I’ve discovered that my mom was wrong. I can’t break the controller. Not even as an adult. I’ve tried. Breaking a controller clean in half remains one of those elusive childhood fantasies. However, the games that inspired such frustration remain all too real. Conquering their challenges, earning their trophies, besting their bosses and solving the worst of their puzzles can engender a feeling not unlike winning the Super Bowl (so I’ve been told. I’ve never played sports. Obviously.). The value of difficulty is that it can increase the experience, or a lack of difficulty can leave you feeling patronized. Scale of 1 to 10, with 10 representing the biggest and baddest challenge.
This is solely for updated remixes, compilations and HD remasters of older games. How well does the collection repackage and represent the material? Does it treat it with respect as originals or does it tack on too many additional, meddling features? Scale of 1 to 10, 10 of course being the ultimate preservation of a great collection.

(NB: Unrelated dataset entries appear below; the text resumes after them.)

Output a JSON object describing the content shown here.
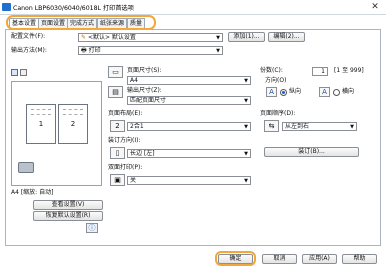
{
  "window": {
    "title": "Canon LBP6030/6040/6018L 打印首选项"
  },
  "tabs": [
    "基本设置",
    "页面设置",
    "完成方式",
    "纸张来源",
    "质量"
  ],
  "profile": {
    "label": "配置文件(F):",
    "value": "<默认> 默认设置",
    "add": "添加(1)...",
    "edit": "编辑(2)..."
  },
  "output": {
    "label": "输出方法(M):",
    "value": "打印"
  },
  "preview": {
    "caption": "A4 [缩放: 自动]",
    "view_settings": "查看设置(V)",
    "restore_default": "恢复默认设置(R)",
    "page_left": "1",
    "page_right": "2"
  },
  "page_size": {
    "label": "页面尺寸(S):",
    "value": "A4"
  },
  "output_size": {
    "label": "输出尺寸(Z):",
    "value": "匹配页面尺寸"
  },
  "copies": {
    "label": "份数(C):",
    "value": "1",
    "range": "[1 至 999]"
  },
  "orientation": {
    "label": "方向(O)",
    "portrait": "纵向",
    "landscape": "横向",
    "portrait_glyph": "A",
    "landscape_glyph": "A"
  },
  "layout": {
    "label": "页面布局(E):",
    "value": "2合1"
  },
  "page_order": {
    "label": "页面顺序(D):",
    "value": "从左到右"
  },
  "binding": {
    "label": "装订方向(I):",
    "value": "长边 [左]",
    "button": "装订(B)..."
  },
  "duplex": {
    "label": "双面打印(P):",
    "value": "关"
  },
  "footer": {
    "ok": "确定",
    "cancel": "取消",
    "apply": "应用(A)",
    "help": "帮助"
  }
}
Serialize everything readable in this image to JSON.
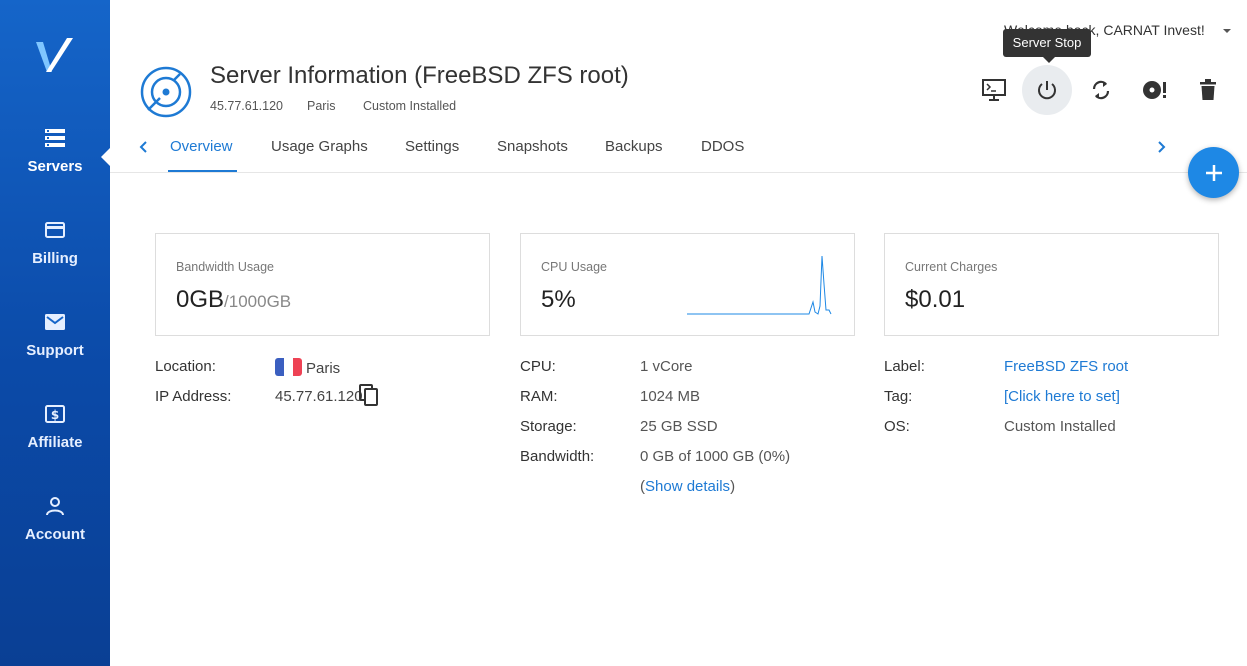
{
  "sidebar": {
    "items": [
      {
        "label": "Servers",
        "icon": "servers-icon"
      },
      {
        "label": "Billing",
        "icon": "billing-icon"
      },
      {
        "label": "Support",
        "icon": "mail-icon"
      },
      {
        "label": "Affiliate",
        "icon": "dollar-icon"
      },
      {
        "label": "Account",
        "icon": "user-icon"
      }
    ]
  },
  "header": {
    "welcome": "Welcome back, CARNAT Invest!",
    "tooltip": "Server Stop",
    "title": "Server Information (FreeBSD ZFS root)",
    "ip": "45.77.61.120",
    "location": "Paris",
    "os": "Custom Installed",
    "actions": [
      "console-icon",
      "power-icon",
      "restart-icon",
      "reinstall-icon",
      "trash-icon"
    ]
  },
  "tabs": [
    "Overview",
    "Usage Graphs",
    "Settings",
    "Snapshots",
    "Backups",
    "DDOS"
  ],
  "cards": {
    "bandwidth": {
      "label": "Bandwidth Usage",
      "value": "0GB",
      "unit": "/1000GB"
    },
    "cpu": {
      "label": "CPU Usage",
      "value": "5%"
    },
    "charges": {
      "label": "Current Charges",
      "value": "$0.01"
    }
  },
  "location_info": {
    "location_label": "Location:",
    "location_value": "Paris",
    "ip_label": "IP Address:",
    "ip_value": "45.77.61.120"
  },
  "specs": {
    "cpu_label": "CPU:",
    "cpu_value": "1 vCore",
    "ram_label": "RAM:",
    "ram_value": "1024 MB",
    "storage_label": "Storage:",
    "storage_value": "25 GB SSD",
    "bandwidth_label": "Bandwidth:",
    "bandwidth_value": "0 GB of 1000 GB (0%)",
    "show_details_open": "(",
    "show_details": "Show details",
    "show_details_close": ")"
  },
  "meta": {
    "label_label": "Label:",
    "label_value": "FreeBSD ZFS root",
    "tag_label": "Tag:",
    "tag_value": "[Click here to set]",
    "os_label": "OS:",
    "os_value": "Custom Installed"
  },
  "colors": {
    "accent": "#1e7ad4",
    "sidebar": "#1565c9",
    "fab": "#1e88e5"
  }
}
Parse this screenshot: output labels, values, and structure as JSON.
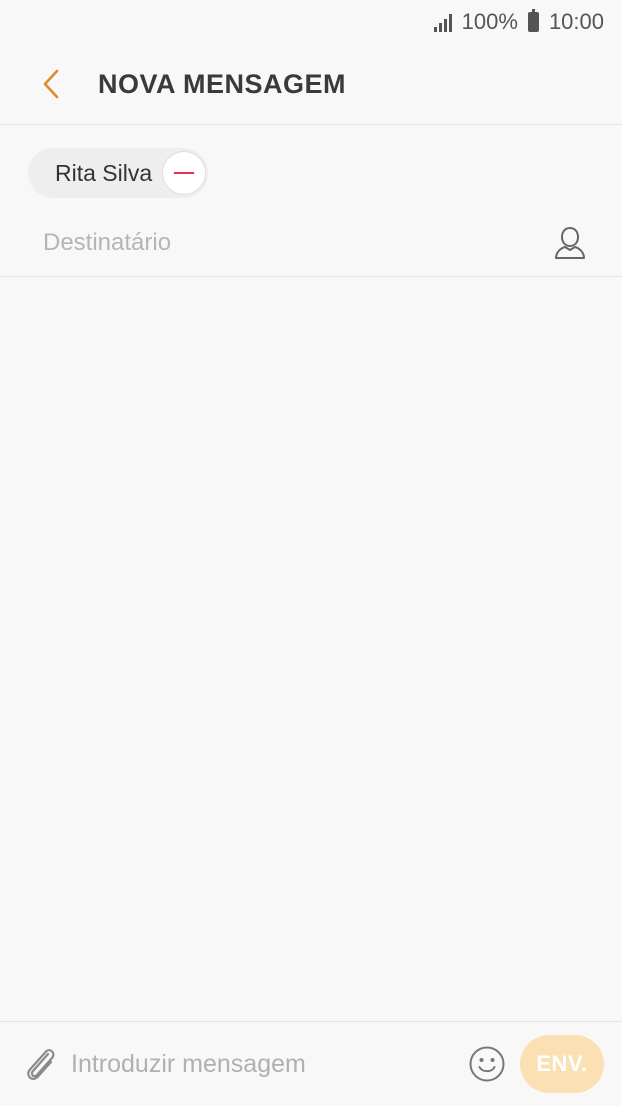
{
  "status_bar": {
    "battery": "100%",
    "time": "10:00",
    "icons": [
      "signal-icon",
      "battery-icon"
    ]
  },
  "app_bar": {
    "back_icon": "chevron-left-icon",
    "title": "NOVA MENSAGEM",
    "accent_color": "#e08a2e"
  },
  "recipients": {
    "chips": [
      {
        "label": "Rita Silva",
        "remove_icon": "minus-circle-icon"
      }
    ],
    "input_value": "",
    "input_placeholder": "Destinatário",
    "contact_icon": "person-icon"
  },
  "compose": {
    "attach_icon": "paperclip-icon",
    "input_value": "",
    "input_placeholder": "Introduzir mensagem",
    "emoji_icon": "smiley-icon",
    "send_label": "ENV.",
    "send_color": "#fbe0b4",
    "send_enabled": false
  }
}
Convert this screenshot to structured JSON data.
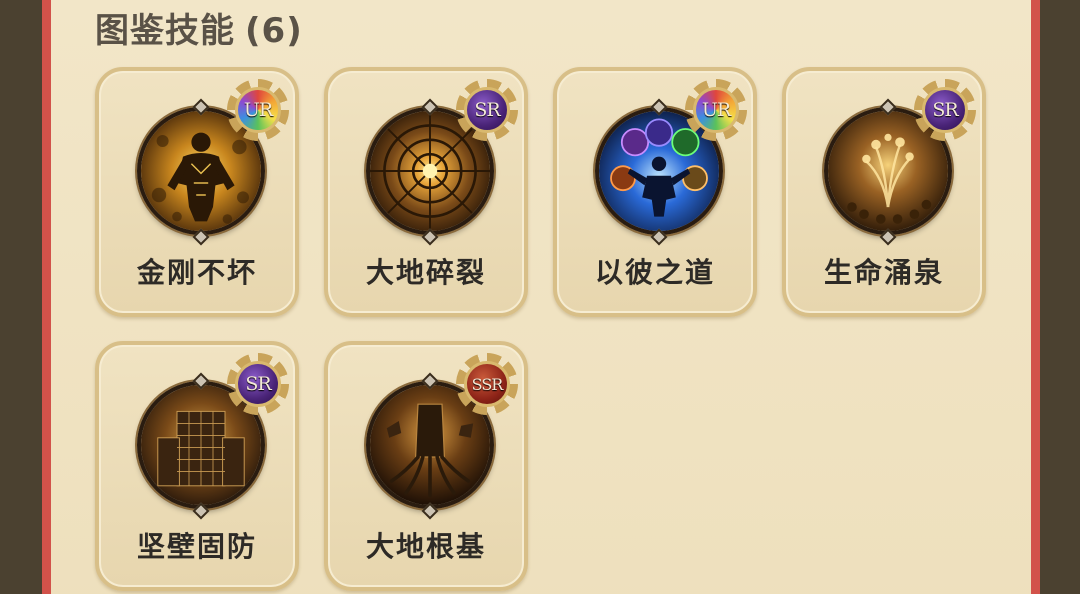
{
  "section": {
    "title": "图鉴技能",
    "count": "(6)"
  },
  "skills": [
    {
      "name": "金刚不坏",
      "rarity": "UR",
      "icon": "golden-warrior-icon"
    },
    {
      "name": "大地碎裂",
      "rarity": "SR",
      "icon": "earth-shatter-icon"
    },
    {
      "name": "以彼之道",
      "rarity": "UR",
      "icon": "mirror-elements-icon"
    },
    {
      "name": "生命涌泉",
      "rarity": "SR",
      "icon": "life-spring-icon"
    },
    {
      "name": "坚壁固防",
      "rarity": "SR",
      "icon": "stone-wall-icon"
    },
    {
      "name": "大地根基",
      "rarity": "SSR",
      "icon": "earth-root-icon"
    }
  ],
  "colors": {
    "panel_bg": "#f1e5c6",
    "frame_red": "#d2524a",
    "side_bg": "#4b4130",
    "card_border": "#d8bf88"
  }
}
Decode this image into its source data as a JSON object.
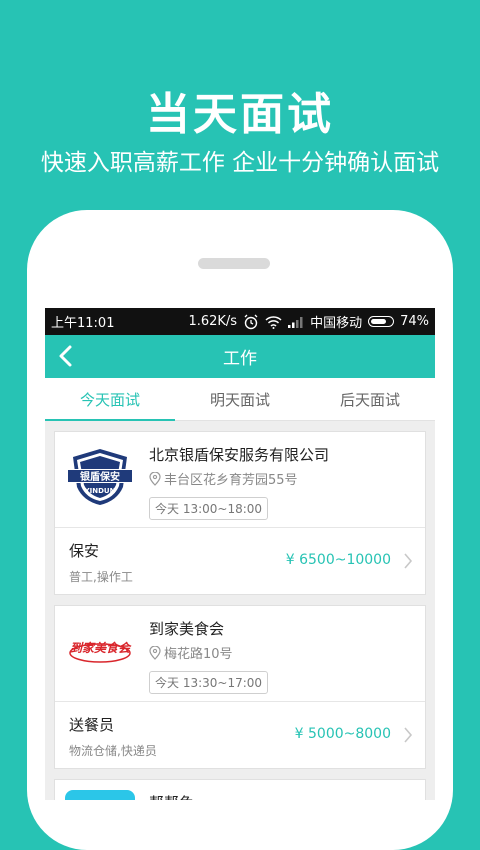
{
  "promo": {
    "headline": "当天面试",
    "subline": "快速入职高薪工作 企业十分钟确认面试"
  },
  "status_bar": {
    "time": "上午11:01",
    "speed": "1.62K/s",
    "carrier": "中国移动",
    "battery": "74%",
    "battery_level": 0.74
  },
  "app_bar": {
    "title": "工作"
  },
  "tabs": [
    {
      "label": "今天面试",
      "active": true
    },
    {
      "label": "明天面试",
      "active": false
    },
    {
      "label": "后天面试",
      "active": false
    }
  ],
  "jobs": [
    {
      "company": "北京银盾保安服务有限公司",
      "address": "丰台区花乡育芳园55号",
      "time": "今天 13:00~18:00",
      "position": "保安",
      "tags": "普工,操作工",
      "salary": "¥ 6500~10000",
      "logo_text_top": "银盾保安",
      "logo_text_bottom": "YINDUN"
    },
    {
      "company": "到家美食会",
      "address": "梅花路10号",
      "time": "今天 13:30~17:00",
      "position": "送餐员",
      "tags": "物流仓储,快递员",
      "salary": "¥ 5000~8000",
      "logo_text": "到家美食会"
    },
    {
      "company": "帮帮兔"
    }
  ],
  "colors": {
    "accent": "#27c3b4",
    "status_bar": "#111111",
    "logo_red": "#d9262c",
    "logo_blue": "#1f3a7a"
  }
}
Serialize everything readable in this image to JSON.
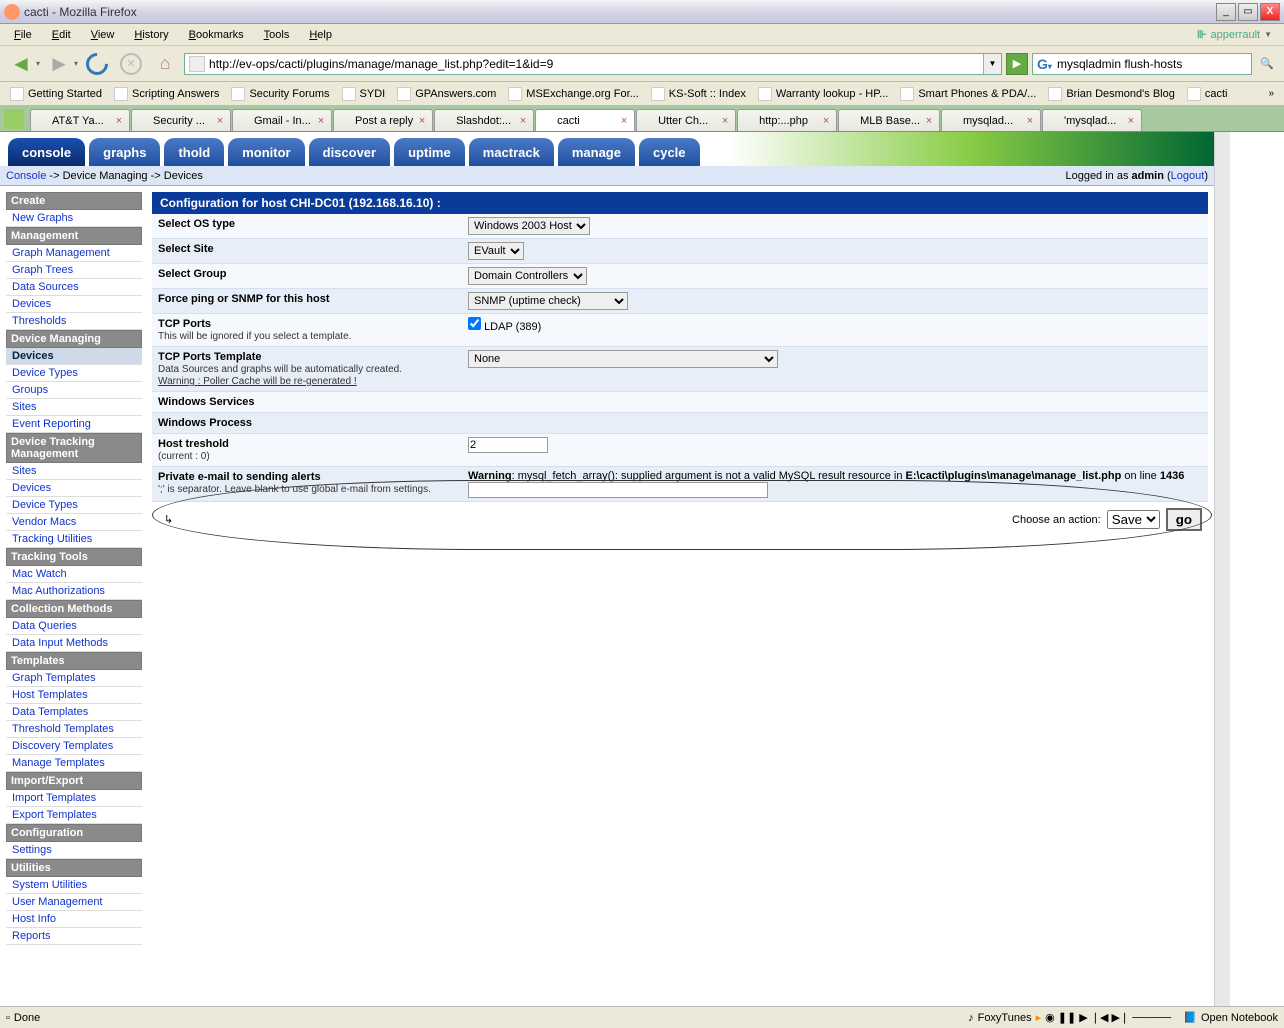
{
  "window": {
    "title": "cacti - Mozilla Firefox"
  },
  "menu": [
    "File",
    "Edit",
    "View",
    "History",
    "Bookmarks",
    "Tools",
    "Help"
  ],
  "user_badge": "apperrault",
  "url": "http://ev-ops/cacti/plugins/manage/manage_list.php?edit=1&id=9",
  "search": {
    "value": "mysqladmin flush-hosts"
  },
  "bookmarks": [
    "Getting Started",
    "Scripting Answers",
    "Security Forums",
    "SYDI",
    "GPAnswers.com",
    "MSExchange.org For...",
    "KS-Soft :: Index",
    "Warranty lookup - HP...",
    "Smart Phones & PDA/...",
    "Brian Desmond's Blog",
    "cacti"
  ],
  "tabs": [
    {
      "label": "AT&T Ya..."
    },
    {
      "label": "Security ..."
    },
    {
      "label": "Gmail - In..."
    },
    {
      "label": "Post a reply"
    },
    {
      "label": "Slashdot:..."
    },
    {
      "label": "cacti",
      "active": true
    },
    {
      "label": "Utter Ch..."
    },
    {
      "label": "http:...php"
    },
    {
      "label": "MLB Base..."
    },
    {
      "label": "mysqlad..."
    },
    {
      "label": "'mysqlad..."
    }
  ],
  "cacti_tabs": [
    "console",
    "graphs",
    "thold",
    "monitor",
    "discover",
    "uptime",
    "mactrack",
    "manage",
    "cycle"
  ],
  "cacti_active_tab": "console",
  "breadcrumb": {
    "a": "Console",
    "b": "Device Managing",
    "c": "Devices"
  },
  "login_status": {
    "prefix": "Logged in as ",
    "user": "admin",
    "logout": "Logout"
  },
  "nav": {
    "Create": [
      "New Graphs"
    ],
    "Management": [
      "Graph Management",
      "Graph Trees",
      "Data Sources",
      "Devices",
      "Thresholds"
    ],
    "Device Managing": [
      {
        "label": "Devices",
        "sel": true
      },
      "Device Types",
      "Groups",
      "Sites",
      "Event Reporting"
    ],
    "Device Tracking Management": [
      "Sites",
      "Devices",
      "Device Types",
      "Vendor Macs",
      "Tracking Utilities"
    ],
    "Tracking Tools": [
      "Mac Watch",
      "Mac Authorizations"
    ],
    "Collection Methods": [
      "Data Queries",
      "Data Input Methods"
    ],
    "Templates": [
      "Graph Templates",
      "Host Templates",
      "Data Templates",
      "Threshold Templates",
      "Discovery Templates",
      "Manage Templates"
    ],
    "Import/Export": [
      "Import Templates",
      "Export Templates"
    ],
    "Configuration": [
      "Settings"
    ],
    "Utilities": [
      "System Utilities",
      "User Management",
      "Host Info",
      "Reports"
    ]
  },
  "panel_title": "Configuration for host CHI-DC01 (192.168.16.10) :",
  "form": {
    "os_label": "Select OS type",
    "os_value": "Windows 2003 Host",
    "site_label": "Select Site",
    "site_value": "EVault",
    "group_label": "Select Group",
    "group_value": "Domain Controllers",
    "ping_label": "Force ping or SNMP for this host",
    "ping_value": "SNMP (uptime check)",
    "tcp_label": "TCP Ports",
    "tcp_sub": "This will be ignored if you select a template.",
    "ldap_label": "LDAP (389)",
    "tpl_label": "TCP Ports Template",
    "tpl_sub1": "Data Sources and graphs will be automatically created.",
    "tpl_sub2": "Warning : Poller Cache will be re-generated !",
    "tpl_value": "None",
    "ws_label": "Windows Services",
    "wp_label": "Windows Process",
    "th_label": "Host treshold",
    "th_sub": "(current : 0)",
    "th_value": "2",
    "em_label": "Private e-mail to sending alerts",
    "em_sub": "';' is separator. Leave blank to use global e-mail from settings.",
    "warn_prefix": "Warning",
    "warn_text": ": mysql_fetch_array(): supplied argument is not a valid MySQL result resource in ",
    "warn_file": "E:\\cacti\\plugins\\manage\\manage_list.php",
    "warn_line_prefix": " on line ",
    "warn_line": "1436",
    "em_value": ""
  },
  "action": {
    "label": "Choose an action:",
    "value": "Save",
    "go": "go"
  },
  "status": {
    "done": "Done",
    "foxy": "FoxyTunes",
    "notebook": "Open Notebook"
  }
}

Remember that game you just couldn’t put down? Yeah, that one you thought of while you were getting chewed out at work? That one you told yourself you’d only play for another hour, and then glanced at the clock to discover you’ve been playing for another four? That game that you just keep brushing the dust off of and coming back to again and again, the one that you kept delving into well after you’ve reached the end? There’s a reason why pasty gamers stereotypically never leave their homes. Games can be very addicting. Scale of 1 to 10, with 10 representing the addiction level of daytime talk-shows, like a car wreck, you just can’t look away.
Although most video games now share the same price as an organ transplant, many of them are still a dime a dozen. Whether that means they’re from a long line of regurgitated, commercial sequels or cheap knock-offs that somehow escaped from being deeply ashamed of themselves, uniqueness is a quality that becomes increasingly appealing. The best of the best are those games that push their respective genres forward with all of the innovation of pre-Wii Nintendo. Scale of 1 to 10, and of course 10 is the Holy Grail.
My Personal Grade
Someone once said “I like Jello”. Well, guess what? I don’t. Yeah, I said it. I don’t like Jello. And like Jello, complete with its assortment of flavors from Grape-Throw-Up to Cherry-Cough-Syrup, enjoying video games eventually come down to personal preference. Many of my friends (yes, I have those) enjoy games that I don’t, and I enjoy games that they don’t, for reasons entirely alien to myself or vice versa. Beauty is in the eye of the beholder and appreciating video games as an art form paradoxically requires one to set aside something that is always there: personal opinion. But that’s exactly what this final category is for. It’s for me. Not you. Scale of 1 to 10.